- If they knew there was a history of mood disorders > over-diagnosis> self-fulfilling prophecy > encourage the symptoms of depression
- Impact on employment,> diagnosis can impact the lives of the individuals, it is crucial to ensure that the diagnosis is valid.
ISSUE: Tools used for diagnosed, DSM-IV and BDI
- Western-based diagnostic tools > influenced by western norms and values >symptoms may differ across cultures > non-western cultures often present more physical symptoms
- May only be appropriate to use in western cultures > culture bias > misdiagnosis of patients.
ISSUE: Gender-bias in diagnosis
- Women are diagnosed twice as frequently as men > male sufferers may be less likely to disclose symptoms> diagnosis is influenced by expectations > male sufferers could be left untreated.
ISSUE: Reliability of the tools used for diagnosis, DSM-IV and BDI
- Such tools should be consistently used amongst practitioners (inter-rater reliability) and also be consistent at different points in time (test-retest reliability).
- Keller et al. (1995). They were interviewed participants twice (6 months apart) using the DSM and found that test-retest reliability was poor-to fair, suggesting the DSM lacks reliability.
- Beck et al. (1996) found a significant correlation of .93 between two therapy sessions, one week apart, when the BDI was used, suggesting that tools such as the BDI are indeed reliable.

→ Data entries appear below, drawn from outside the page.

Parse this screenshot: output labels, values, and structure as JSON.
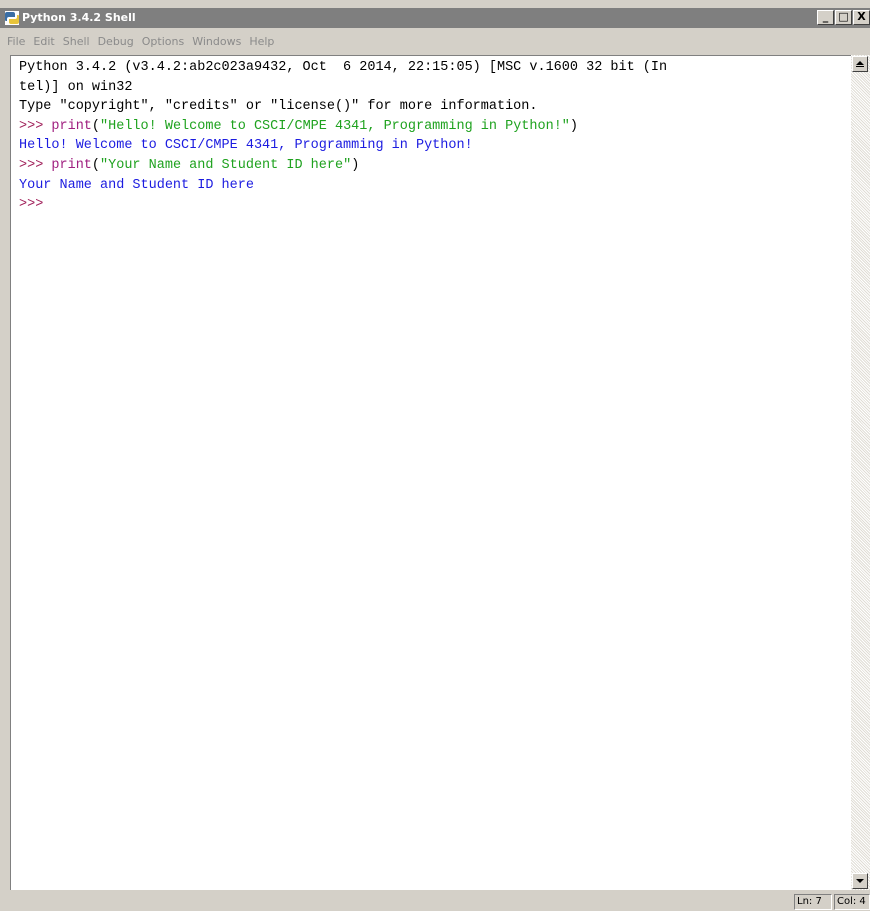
{
  "window": {
    "title": "Python 3.4.2 Shell",
    "minimize_glyph": "_",
    "maximize_glyph": "□",
    "close_glyph": "X"
  },
  "menu": {
    "items": [
      "File",
      "Edit",
      "Shell",
      "Debug",
      "Options",
      "Windows",
      "Help"
    ]
  },
  "shell": {
    "banner_line1": "Python 3.4.2 (v3.4.2:ab2c023a9432, Oct  6 2014, 22:15:05) [MSC v.1600 32 bit (In",
    "banner_line2": "tel)] on win32",
    "info_line": "Type \"copyright\", \"credits\" or \"license()\" for more information.",
    "cmd1_prompt": ">>> ",
    "cmd1_keyword": "print",
    "cmd1_open": "(",
    "cmd1_string": "\"Hello! Welcome to CSCI/CMPE 4341, Programming in Python!\"",
    "cmd1_close": ")",
    "out1": "Hello! Welcome to CSCI/CMPE 4341, Programming in Python!",
    "cmd2_prompt": ">>> ",
    "cmd2_keyword": "print",
    "cmd2_open": "(",
    "cmd2_string": "\"Your Name and Student ID here\"",
    "cmd2_close": ")",
    "out2": "Your Name and Student ID here",
    "final_prompt": ">>> "
  },
  "status": {
    "line": "Ln: 7",
    "col": "Col: 4"
  },
  "colors": {
    "titlebar": "#7f7f7f",
    "prompt": "#a0205a",
    "keyword": "#a02080",
    "string": "#1fa21f",
    "output": "#1c1ce0",
    "menu_text": "#8a8a8a"
  }
}
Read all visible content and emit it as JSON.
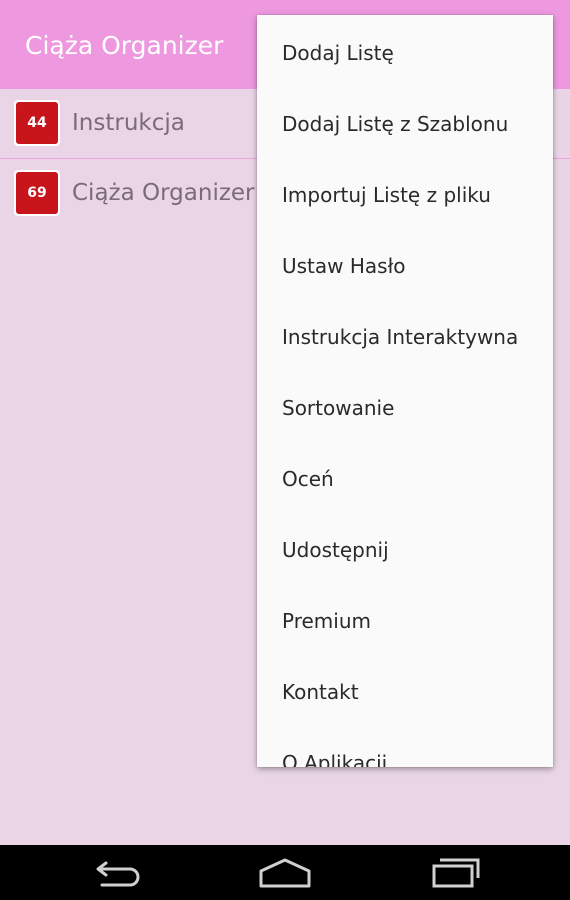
{
  "app": {
    "title": "Ciąża Organizer",
    "bar_color": "#ee98e0",
    "background_color": "#e9d5e6"
  },
  "lists": [
    {
      "count": "44",
      "name": "Instrukcja"
    },
    {
      "count": "69",
      "name": "Ciąża Organizer"
    }
  ],
  "badge_color": "#c8141b",
  "menu": {
    "items": [
      "Dodaj Listę",
      "Dodaj Listę z Szablonu",
      "Importuj Listę z pliku",
      "Ustaw Hasło",
      "Instrukcja Interaktywna",
      "Sortowanie",
      "Oceń",
      "Udostępnij",
      "Premium",
      "Kontakt",
      "O Aplikacji"
    ]
  },
  "navigation": {
    "icons": [
      "back-icon",
      "home-icon",
      "recent-apps-icon"
    ]
  }
}
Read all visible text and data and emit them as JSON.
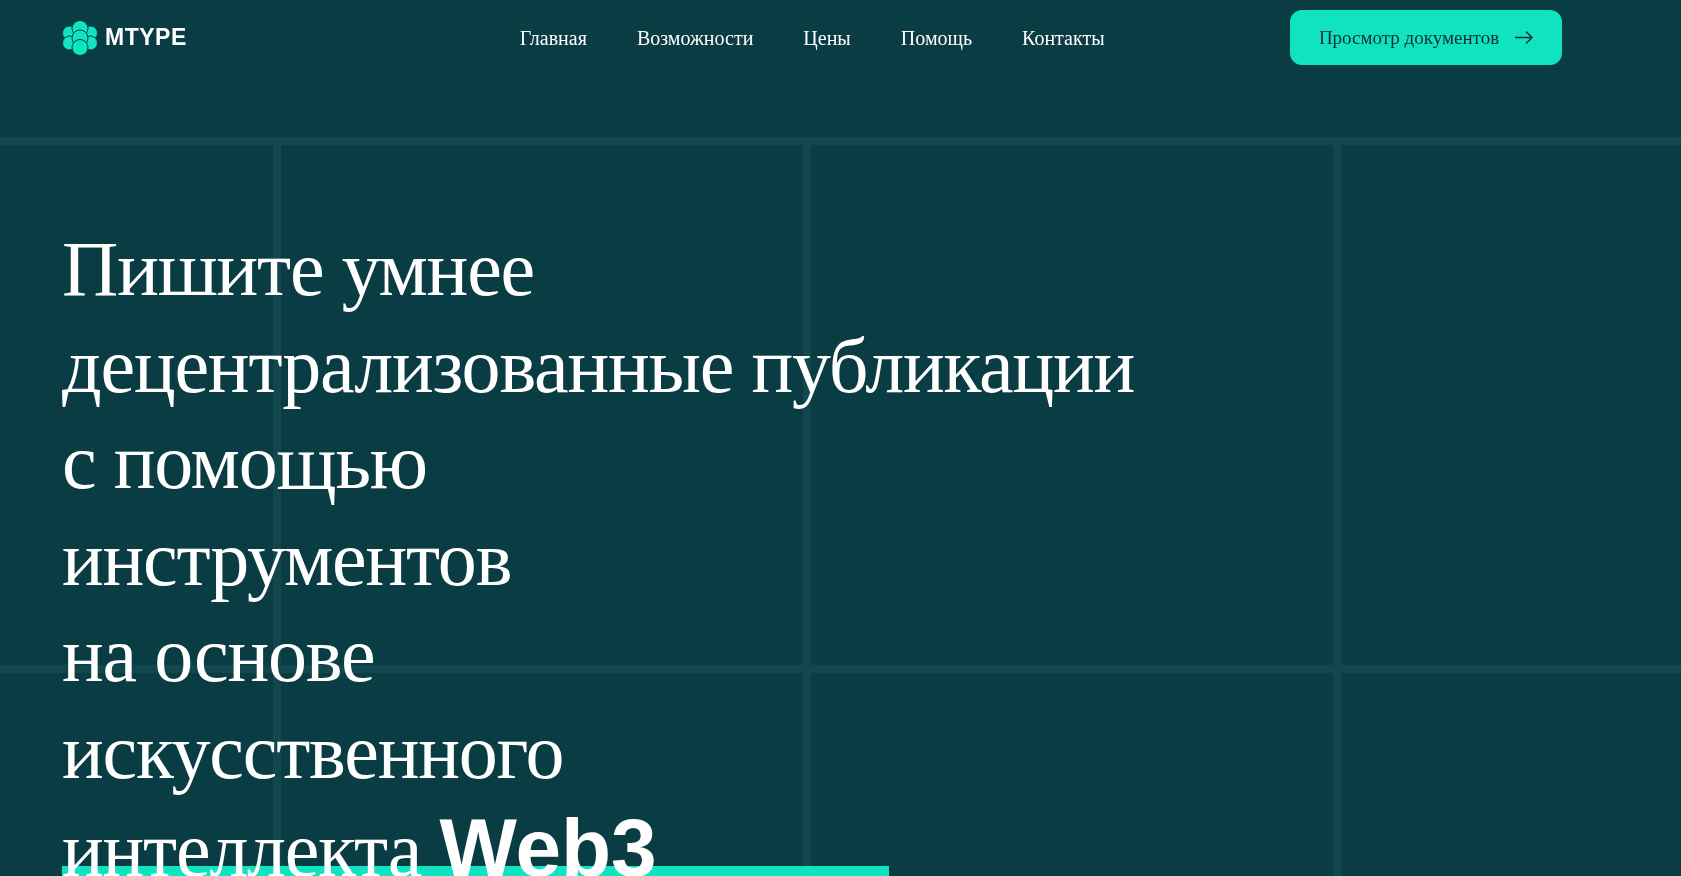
{
  "header": {
    "logo": {
      "text": "MTYPE"
    },
    "nav": [
      {
        "label": "Главная"
      },
      {
        "label": "Возможности"
      },
      {
        "label": "Цены"
      },
      {
        "label": "Помощь"
      },
      {
        "label": "Контакты"
      }
    ],
    "cta_button": {
      "label": "Просмотр документов"
    }
  },
  "hero": {
    "heading": "Пишите умнее\nдецентрализованные публикации\nс помощью\nинструментов\nна основе\nискусственного\nинтеллекта **Web3**"
  }
}
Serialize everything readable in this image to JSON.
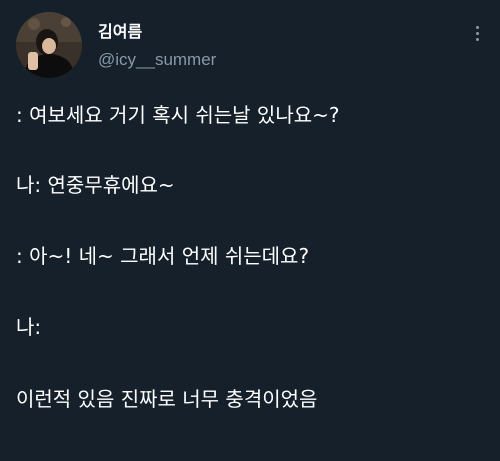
{
  "author": {
    "display_name": "김여름",
    "handle": "@icy__summer"
  },
  "tweet": {
    "lines": [
      ": 여보세요 거기 혹시 쉬는날 있나요~?",
      "나: 연중무휴에요~",
      ": 아~! 네~ 그래서 언제 쉬는데요?",
      "나:",
      "이런적 있음 진짜로 너무 충격이었음"
    ]
  },
  "icons": {
    "more": "more-options-icon"
  },
  "colors": {
    "background": "#15202b",
    "text_primary": "#ffffff",
    "text_secondary": "#8899a6"
  }
}
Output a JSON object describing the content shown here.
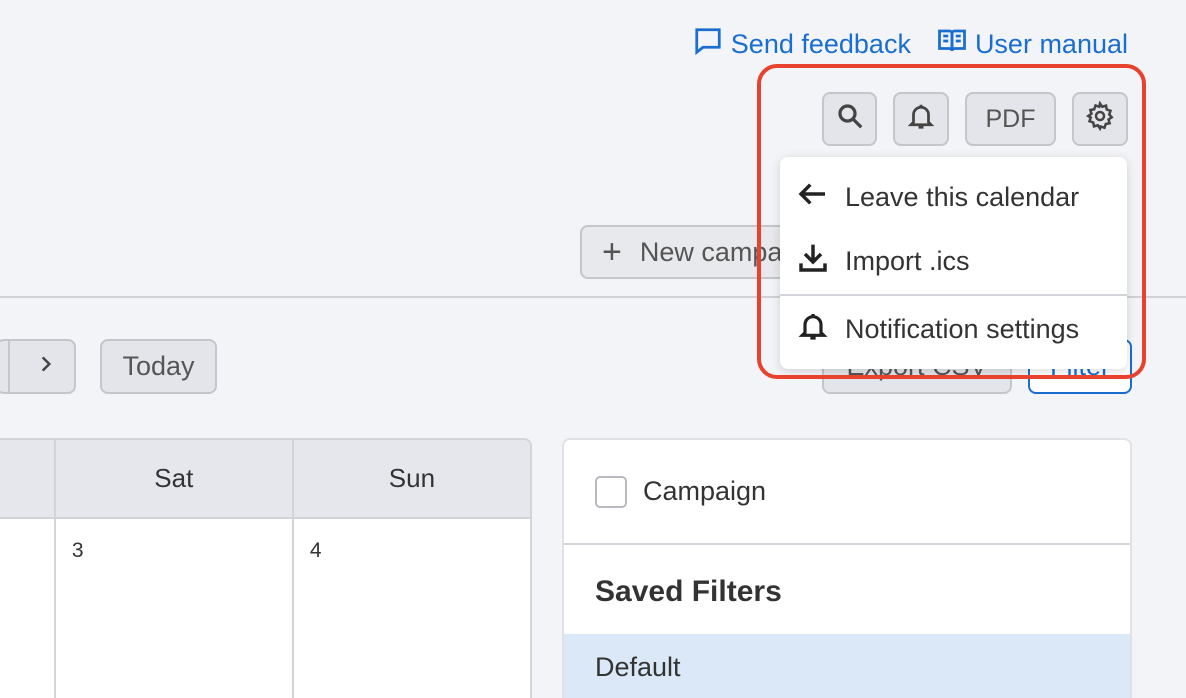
{
  "top_links": {
    "feedback": "Send feedback",
    "manual": "User manual"
  },
  "toolbar": {
    "pdf": "PDF",
    "new_campaign": "New campaign"
  },
  "nav": {
    "today": "Today",
    "export": "Export CSV",
    "filter": "Filter"
  },
  "calendar": {
    "days": [
      "Sat",
      "Sun"
    ],
    "dates": [
      "3",
      "4"
    ]
  },
  "filters_panel": {
    "campaign_label": "Campaign",
    "saved_title": "Saved Filters",
    "default_item": "Default"
  },
  "settings_menu": {
    "items": [
      "Leave this calendar",
      "Import .ics",
      "Notification settings"
    ]
  },
  "colors": {
    "accent": "#1a6ed0",
    "highlight": "#e8412e",
    "selected_row": "#dbe8f7"
  },
  "icons": [
    "feedback-icon",
    "book-icon",
    "search-icon",
    "bell-icon",
    "gear-icon",
    "plus-icon",
    "chevron-right-icon",
    "arrow-left-icon",
    "download-icon"
  ]
}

- Important to consider reliability, as if proven to be unreliable, people are either being diagnosed when they are not suffering…